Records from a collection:
== Segment start ==

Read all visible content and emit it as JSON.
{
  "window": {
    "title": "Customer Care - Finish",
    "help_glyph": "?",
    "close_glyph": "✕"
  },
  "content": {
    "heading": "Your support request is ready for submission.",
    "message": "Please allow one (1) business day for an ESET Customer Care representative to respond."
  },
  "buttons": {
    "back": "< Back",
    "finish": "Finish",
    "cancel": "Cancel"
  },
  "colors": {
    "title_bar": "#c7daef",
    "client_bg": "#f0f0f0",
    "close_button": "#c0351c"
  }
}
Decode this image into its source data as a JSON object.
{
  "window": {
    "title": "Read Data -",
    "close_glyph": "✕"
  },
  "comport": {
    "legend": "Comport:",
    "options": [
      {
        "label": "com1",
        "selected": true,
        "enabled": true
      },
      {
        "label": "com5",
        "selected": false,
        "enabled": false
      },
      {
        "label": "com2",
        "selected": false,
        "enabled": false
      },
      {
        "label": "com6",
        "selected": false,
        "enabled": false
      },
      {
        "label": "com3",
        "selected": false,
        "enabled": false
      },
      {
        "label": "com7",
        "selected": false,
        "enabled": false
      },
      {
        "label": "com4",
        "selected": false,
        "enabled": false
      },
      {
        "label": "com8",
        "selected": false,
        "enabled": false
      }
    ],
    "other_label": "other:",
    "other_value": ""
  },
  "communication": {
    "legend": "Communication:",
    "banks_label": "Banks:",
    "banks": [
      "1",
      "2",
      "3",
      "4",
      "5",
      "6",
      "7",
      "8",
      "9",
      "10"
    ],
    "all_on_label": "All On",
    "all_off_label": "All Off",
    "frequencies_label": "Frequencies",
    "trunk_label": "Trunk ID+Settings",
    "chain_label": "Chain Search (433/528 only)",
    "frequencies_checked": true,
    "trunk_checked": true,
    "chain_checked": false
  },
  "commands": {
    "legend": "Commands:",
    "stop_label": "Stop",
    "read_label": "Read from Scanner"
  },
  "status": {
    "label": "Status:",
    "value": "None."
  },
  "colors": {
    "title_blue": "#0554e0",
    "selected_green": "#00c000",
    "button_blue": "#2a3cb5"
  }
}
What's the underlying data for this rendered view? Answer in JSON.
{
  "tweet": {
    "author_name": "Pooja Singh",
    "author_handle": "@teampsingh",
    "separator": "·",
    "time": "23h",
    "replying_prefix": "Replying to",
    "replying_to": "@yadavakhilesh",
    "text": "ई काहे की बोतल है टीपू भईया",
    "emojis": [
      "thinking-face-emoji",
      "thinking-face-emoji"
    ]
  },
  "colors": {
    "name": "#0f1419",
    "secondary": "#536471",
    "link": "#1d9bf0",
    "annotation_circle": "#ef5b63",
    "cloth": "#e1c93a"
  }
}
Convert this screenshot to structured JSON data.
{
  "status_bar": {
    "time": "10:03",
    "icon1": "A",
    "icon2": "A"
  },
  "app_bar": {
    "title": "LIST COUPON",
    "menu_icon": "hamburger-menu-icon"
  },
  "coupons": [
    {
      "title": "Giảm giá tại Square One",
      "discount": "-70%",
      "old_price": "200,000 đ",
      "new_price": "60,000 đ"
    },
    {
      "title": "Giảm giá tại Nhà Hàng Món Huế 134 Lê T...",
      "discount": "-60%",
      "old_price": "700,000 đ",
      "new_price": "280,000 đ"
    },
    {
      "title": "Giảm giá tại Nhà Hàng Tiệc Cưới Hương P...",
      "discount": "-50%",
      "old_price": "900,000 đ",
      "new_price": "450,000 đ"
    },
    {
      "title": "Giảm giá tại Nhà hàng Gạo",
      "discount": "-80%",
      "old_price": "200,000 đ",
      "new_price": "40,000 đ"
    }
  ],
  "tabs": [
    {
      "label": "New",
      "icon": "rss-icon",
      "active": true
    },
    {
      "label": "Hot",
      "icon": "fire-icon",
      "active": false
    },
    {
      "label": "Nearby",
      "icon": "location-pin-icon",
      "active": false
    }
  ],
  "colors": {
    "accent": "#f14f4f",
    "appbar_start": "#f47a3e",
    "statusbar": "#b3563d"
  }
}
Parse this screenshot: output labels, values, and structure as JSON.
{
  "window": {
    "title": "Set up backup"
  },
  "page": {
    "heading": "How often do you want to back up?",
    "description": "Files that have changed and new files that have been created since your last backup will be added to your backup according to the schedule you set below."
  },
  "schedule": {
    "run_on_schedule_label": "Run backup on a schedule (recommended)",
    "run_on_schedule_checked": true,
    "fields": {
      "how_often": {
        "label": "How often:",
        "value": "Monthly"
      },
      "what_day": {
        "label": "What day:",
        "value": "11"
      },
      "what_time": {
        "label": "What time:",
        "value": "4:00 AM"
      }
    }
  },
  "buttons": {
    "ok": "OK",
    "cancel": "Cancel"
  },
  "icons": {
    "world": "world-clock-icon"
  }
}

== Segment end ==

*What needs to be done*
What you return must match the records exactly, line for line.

*Response*
Read all visible content and emit it as JSON.
{
  "window": {
    "title": "Customer Care - Finish",
    "help_glyph": "?",
    "close_glyph": "✕"
  },
  "content": {
    "heading": "Your support request is ready for submission.",
    "message": "Please allow one (1) business day for an ESET Customer Care representative to respond."
  },
  "buttons": {
    "back": "< Back",
    "finish": "Finish",
    "cancel": "Cancel"
  },
  "colors": {
    "title_bar": "#c7daef",
    "client_bg": "#f0f0f0",
    "close_button": "#c0351c"
  }
}
Decode this image into its source data as a JSON object.
{
  "window": {
    "title": "Read Data -",
    "close_glyph": "✕"
  },
  "comport": {
    "legend": "Comport:",
    "options": [
      {
        "label": "com1",
        "selected": true,
        "enabled": true
      },
      {
        "label": "com5",
        "selected": false,
        "enabled": false
      },
      {
        "label": "com2",
        "selected": false,
        "enabled": false
      },
      {
        "label": "com6",
        "selected": false,
        "enabled": false
      },
      {
        "label": "com3",
        "selected": false,
        "enabled": false
      },
      {
        "label": "com7",
        "selected": false,
        "enabled": false
      },
      {
        "label": "com4",
        "selected": false,
        "enabled": false
      },
      {
        "label": "com8",
        "selected": false,
        "enabled": false
      }
    ],
    "other_label": "other:",
    "other_value": ""
  },
  "communication": {
    "legend": "Communication:",
    "banks_label": "Banks:",
    "banks": [
      "1",
      "2",
      "3",
      "4",
      "5",
      "6",
      "7",
      "8",
      "9",
      "10"
    ],
    "all_on_label": "All On",
    "all_off_label": "All Off",
    "frequencies_label": "Frequencies",
    "trunk_label": "Trunk ID+Settings",
    "chain_label": "Chain Search (433/528 only)",
    "frequencies_checked": true,
    "trunk_checked": true,
    "chain_checked": false
  },
  "commands": {
    "legend": "Commands:",
    "stop_label": "Stop",
    "read_label": "Read from Scanner"
  },
  "status": {
    "label": "Status:",
    "value": "None."
  },
  "colors": {
    "title_blue": "#0554e0",
    "selected_green": "#00c000",
    "button_blue": "#2a3cb5"
  }
}
What's the underlying data for this rendered view? Answer in JSON.
{
  "tweet": {
    "author_name": "Pooja Singh",
    "author_handle": "@teampsingh",
    "separator": "·",
    "time": "23h",
    "replying_prefix": "Replying to",
    "replying_to": "@yadavakhilesh",
    "text": "ई काहे की बोतल है टीपू भईया",
    "emojis": [
      "thinking-face-emoji",
      "thinking-face-emoji"
    ]
  },
  "colors": {
    "name": "#0f1419",
    "secondary": "#536471",
    "link": "#1d9bf0",
    "annotation_circle": "#ef5b63",
    "cloth": "#e1c93a"
  }
}
Convert this screenshot to structured JSON data.
{
  "status_bar": {
    "time": "10:03",
    "icon1": "A",
    "icon2": "A"
  },
  "app_bar": {
    "title": "LIST COUPON",
    "menu_icon": "hamburger-menu-icon"
  },
  "coupons": [
    {
      "title": "Giảm giá tại Square One",
      "discount": "-70%",
      "old_price": "200,000 đ",
      "new_price": "60,000 đ"
    },
    {
      "title": "Giảm giá tại Nhà Hàng Món Huế 134 Lê T...",
      "discount": "-60%",
      "old_price": "700,000 đ",
      "new_price": "280,000 đ"
    },
    {
      "title": "Giảm giá tại Nhà Hàng Tiệc Cưới Hương P...",
      "discount": "-50%",
      "old_price": "900,000 đ",
      "new_price": "450,000 đ"
    },
    {
      "title": "Giảm giá tại Nhà hàng Gạo",
      "discount": "-80%",
      "old_price": "200,000 đ",
      "new_price": "40,000 đ"
    }
  ],
  "tabs": [
    {
      "label": "New",
      "icon": "rss-icon",
      "active": true
    },
    {
      "label": "Hot",
      "icon": "fire-icon",
      "active": false
    },
    {
      "label": "Nearby",
      "icon": "location-pin-icon",
      "active": false
    }
  ],
  "colors": {
    "accent": "#f14f4f",
    "appbar_start": "#f47a3e",
    "statusbar": "#b3563d"
  }
}
Parse this screenshot: output labels, values, and structure as JSON.
{
  "window": {
    "title": "Set up backup"
  },
  "page": {
    "heading": "How often do you want to back up?",
    "description": "Files that have changed and new files that have been created since your last backup will be added to your backup according to the schedule you set below."
  },
  "schedule": {
    "run_on_schedule_label": "Run backup on a schedule (recommended)",
    "run_on_schedule_checked": true,
    "fields": {
      "how_often": {
        "label": "How often:",
        "value": "Monthly"
      },
      "what_day": {
        "label": "What day:",
        "value": "11"
      },
      "what_time": {
        "label": "What time:",
        "value": "4:00 AM"
      }
    }
  },
  "buttons": {
    "ok": "OK",
    "cancel": "Cancel"
  },
  "icons": {
    "world": "world-clock-icon"
  }
}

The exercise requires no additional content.